(Source data)

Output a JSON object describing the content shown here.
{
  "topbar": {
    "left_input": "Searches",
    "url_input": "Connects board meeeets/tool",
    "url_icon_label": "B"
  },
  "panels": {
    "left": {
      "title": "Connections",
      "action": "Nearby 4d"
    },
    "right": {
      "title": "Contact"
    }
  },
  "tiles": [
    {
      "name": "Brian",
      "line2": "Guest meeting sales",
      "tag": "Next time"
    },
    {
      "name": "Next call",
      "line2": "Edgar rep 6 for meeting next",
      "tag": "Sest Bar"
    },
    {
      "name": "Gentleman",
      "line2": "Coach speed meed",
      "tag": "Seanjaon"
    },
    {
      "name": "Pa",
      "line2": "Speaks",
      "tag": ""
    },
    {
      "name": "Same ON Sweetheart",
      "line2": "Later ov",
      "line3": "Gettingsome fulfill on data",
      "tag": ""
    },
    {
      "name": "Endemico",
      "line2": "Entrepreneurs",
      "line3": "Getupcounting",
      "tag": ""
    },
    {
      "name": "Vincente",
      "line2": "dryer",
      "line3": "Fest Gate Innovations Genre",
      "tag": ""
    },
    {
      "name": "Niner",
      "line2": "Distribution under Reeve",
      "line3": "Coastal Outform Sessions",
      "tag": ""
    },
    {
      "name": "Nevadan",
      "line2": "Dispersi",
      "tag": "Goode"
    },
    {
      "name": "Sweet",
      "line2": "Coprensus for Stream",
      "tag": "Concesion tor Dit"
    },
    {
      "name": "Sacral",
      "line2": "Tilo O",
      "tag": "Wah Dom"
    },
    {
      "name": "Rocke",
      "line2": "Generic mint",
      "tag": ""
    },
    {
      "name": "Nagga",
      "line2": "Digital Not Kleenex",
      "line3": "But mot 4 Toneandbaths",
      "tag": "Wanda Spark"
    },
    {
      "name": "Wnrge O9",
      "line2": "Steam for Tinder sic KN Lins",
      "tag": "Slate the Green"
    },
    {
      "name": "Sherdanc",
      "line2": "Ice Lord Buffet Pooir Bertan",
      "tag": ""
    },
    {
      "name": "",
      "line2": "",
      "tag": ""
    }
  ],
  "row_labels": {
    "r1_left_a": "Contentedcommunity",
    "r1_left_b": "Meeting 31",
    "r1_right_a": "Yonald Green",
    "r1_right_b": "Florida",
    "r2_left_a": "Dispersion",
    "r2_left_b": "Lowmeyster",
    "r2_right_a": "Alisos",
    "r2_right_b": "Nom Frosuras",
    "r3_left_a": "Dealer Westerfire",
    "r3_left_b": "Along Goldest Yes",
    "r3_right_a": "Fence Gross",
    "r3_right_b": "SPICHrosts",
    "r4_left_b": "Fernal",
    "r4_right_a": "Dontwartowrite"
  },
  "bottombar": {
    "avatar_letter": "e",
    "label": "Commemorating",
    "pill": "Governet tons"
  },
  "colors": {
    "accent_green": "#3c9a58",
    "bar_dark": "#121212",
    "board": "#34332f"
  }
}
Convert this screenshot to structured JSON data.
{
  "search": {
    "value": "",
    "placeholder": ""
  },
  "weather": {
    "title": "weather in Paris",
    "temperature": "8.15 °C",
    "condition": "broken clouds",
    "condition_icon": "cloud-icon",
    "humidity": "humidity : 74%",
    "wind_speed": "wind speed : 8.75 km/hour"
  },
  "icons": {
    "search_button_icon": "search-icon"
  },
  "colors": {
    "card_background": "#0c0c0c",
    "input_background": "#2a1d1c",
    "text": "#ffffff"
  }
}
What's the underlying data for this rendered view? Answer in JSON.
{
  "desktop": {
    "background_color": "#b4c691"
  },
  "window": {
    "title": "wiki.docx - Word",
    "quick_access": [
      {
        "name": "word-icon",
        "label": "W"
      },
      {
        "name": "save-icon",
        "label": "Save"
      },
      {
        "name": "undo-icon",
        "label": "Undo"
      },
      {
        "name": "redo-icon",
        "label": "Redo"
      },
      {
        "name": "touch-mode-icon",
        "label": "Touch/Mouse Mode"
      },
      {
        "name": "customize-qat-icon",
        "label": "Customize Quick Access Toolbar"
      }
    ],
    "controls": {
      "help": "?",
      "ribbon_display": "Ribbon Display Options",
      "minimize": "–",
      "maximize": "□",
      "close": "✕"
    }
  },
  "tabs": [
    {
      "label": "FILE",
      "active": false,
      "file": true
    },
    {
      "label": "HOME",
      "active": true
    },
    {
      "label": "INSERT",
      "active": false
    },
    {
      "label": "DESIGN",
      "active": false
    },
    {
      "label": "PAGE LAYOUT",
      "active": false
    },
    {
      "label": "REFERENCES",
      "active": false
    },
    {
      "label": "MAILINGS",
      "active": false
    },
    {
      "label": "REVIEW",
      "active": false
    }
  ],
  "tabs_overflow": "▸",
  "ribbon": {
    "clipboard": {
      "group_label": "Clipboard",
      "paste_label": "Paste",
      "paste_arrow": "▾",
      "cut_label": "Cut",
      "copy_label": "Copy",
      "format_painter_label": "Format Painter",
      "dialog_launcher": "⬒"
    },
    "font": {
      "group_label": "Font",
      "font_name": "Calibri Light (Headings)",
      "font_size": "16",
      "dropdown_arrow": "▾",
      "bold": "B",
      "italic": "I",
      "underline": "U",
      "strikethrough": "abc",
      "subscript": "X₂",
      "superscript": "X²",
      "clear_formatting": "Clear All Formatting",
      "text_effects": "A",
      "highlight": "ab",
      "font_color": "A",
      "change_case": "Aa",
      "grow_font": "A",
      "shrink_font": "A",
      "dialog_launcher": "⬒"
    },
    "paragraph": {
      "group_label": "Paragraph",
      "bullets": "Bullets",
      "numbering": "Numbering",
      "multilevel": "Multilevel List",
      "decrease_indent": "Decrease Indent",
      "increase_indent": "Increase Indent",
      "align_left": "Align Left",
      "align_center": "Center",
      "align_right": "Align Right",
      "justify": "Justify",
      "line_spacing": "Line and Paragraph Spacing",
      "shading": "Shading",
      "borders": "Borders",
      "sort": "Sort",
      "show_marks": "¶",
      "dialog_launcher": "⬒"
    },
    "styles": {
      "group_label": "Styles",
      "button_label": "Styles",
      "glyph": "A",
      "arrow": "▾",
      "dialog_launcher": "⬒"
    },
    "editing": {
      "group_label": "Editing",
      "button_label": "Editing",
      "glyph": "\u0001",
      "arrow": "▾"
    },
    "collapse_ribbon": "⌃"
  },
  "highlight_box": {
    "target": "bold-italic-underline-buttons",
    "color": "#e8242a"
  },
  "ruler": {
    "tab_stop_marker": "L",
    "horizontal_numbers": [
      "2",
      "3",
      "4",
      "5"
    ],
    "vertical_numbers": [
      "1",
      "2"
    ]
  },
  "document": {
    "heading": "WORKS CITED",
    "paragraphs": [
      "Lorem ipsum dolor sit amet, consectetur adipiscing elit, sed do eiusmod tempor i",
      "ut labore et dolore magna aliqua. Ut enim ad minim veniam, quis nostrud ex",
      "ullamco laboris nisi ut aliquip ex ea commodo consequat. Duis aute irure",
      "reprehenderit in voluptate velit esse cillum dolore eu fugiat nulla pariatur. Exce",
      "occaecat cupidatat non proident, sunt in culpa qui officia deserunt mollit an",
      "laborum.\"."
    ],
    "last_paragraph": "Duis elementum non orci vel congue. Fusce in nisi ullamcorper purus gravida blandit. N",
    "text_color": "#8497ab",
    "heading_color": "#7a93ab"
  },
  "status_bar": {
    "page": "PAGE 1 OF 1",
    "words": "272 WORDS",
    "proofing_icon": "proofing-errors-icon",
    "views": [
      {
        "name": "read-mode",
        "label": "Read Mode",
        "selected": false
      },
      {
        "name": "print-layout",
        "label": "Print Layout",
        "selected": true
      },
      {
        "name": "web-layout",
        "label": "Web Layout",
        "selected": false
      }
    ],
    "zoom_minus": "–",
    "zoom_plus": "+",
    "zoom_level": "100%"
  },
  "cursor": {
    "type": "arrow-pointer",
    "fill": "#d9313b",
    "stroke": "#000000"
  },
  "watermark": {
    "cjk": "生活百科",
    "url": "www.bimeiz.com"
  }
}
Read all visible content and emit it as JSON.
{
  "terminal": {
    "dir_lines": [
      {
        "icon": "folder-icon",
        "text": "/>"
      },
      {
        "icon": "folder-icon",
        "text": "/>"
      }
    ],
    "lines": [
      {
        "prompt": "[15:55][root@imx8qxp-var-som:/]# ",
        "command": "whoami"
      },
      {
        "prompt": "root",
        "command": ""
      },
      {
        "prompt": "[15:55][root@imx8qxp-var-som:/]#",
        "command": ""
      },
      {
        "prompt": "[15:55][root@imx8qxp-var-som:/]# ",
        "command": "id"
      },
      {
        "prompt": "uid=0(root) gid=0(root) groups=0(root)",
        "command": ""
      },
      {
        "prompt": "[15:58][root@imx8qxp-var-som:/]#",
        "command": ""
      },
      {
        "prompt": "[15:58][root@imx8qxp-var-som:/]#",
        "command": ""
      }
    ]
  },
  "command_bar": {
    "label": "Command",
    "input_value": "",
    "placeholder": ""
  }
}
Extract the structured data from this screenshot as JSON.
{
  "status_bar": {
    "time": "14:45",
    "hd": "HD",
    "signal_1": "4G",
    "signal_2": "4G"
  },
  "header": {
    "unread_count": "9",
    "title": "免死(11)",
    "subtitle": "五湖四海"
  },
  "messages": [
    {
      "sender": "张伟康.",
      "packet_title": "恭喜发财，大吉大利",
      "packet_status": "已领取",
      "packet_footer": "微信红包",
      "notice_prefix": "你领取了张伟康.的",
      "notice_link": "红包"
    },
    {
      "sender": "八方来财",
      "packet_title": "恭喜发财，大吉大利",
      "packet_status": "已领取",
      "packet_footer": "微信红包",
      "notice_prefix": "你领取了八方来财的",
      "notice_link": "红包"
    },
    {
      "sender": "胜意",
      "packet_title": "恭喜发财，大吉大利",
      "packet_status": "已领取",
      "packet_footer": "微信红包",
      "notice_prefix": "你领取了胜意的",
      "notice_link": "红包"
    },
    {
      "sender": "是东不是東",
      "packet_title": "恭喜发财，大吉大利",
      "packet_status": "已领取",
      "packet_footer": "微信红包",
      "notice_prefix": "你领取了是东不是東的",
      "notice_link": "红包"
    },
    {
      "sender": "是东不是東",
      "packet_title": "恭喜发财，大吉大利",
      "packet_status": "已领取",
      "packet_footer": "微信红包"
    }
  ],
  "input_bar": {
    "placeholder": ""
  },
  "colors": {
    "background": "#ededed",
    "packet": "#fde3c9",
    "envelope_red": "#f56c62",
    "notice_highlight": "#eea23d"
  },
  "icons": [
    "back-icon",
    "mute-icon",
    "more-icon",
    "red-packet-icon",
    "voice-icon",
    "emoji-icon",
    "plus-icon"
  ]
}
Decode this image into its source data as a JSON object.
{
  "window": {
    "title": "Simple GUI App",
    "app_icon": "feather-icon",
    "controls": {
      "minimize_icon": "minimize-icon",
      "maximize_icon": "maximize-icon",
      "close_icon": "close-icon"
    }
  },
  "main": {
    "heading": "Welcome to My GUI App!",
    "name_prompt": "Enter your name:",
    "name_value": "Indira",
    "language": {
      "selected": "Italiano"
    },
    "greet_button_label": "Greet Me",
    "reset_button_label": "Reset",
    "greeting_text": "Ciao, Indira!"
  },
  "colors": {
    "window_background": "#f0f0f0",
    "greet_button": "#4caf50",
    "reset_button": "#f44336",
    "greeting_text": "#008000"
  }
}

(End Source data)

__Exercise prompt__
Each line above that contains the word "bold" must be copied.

__Result__
      "bold": "B",
    "target": "bold-italic-underline-buttons",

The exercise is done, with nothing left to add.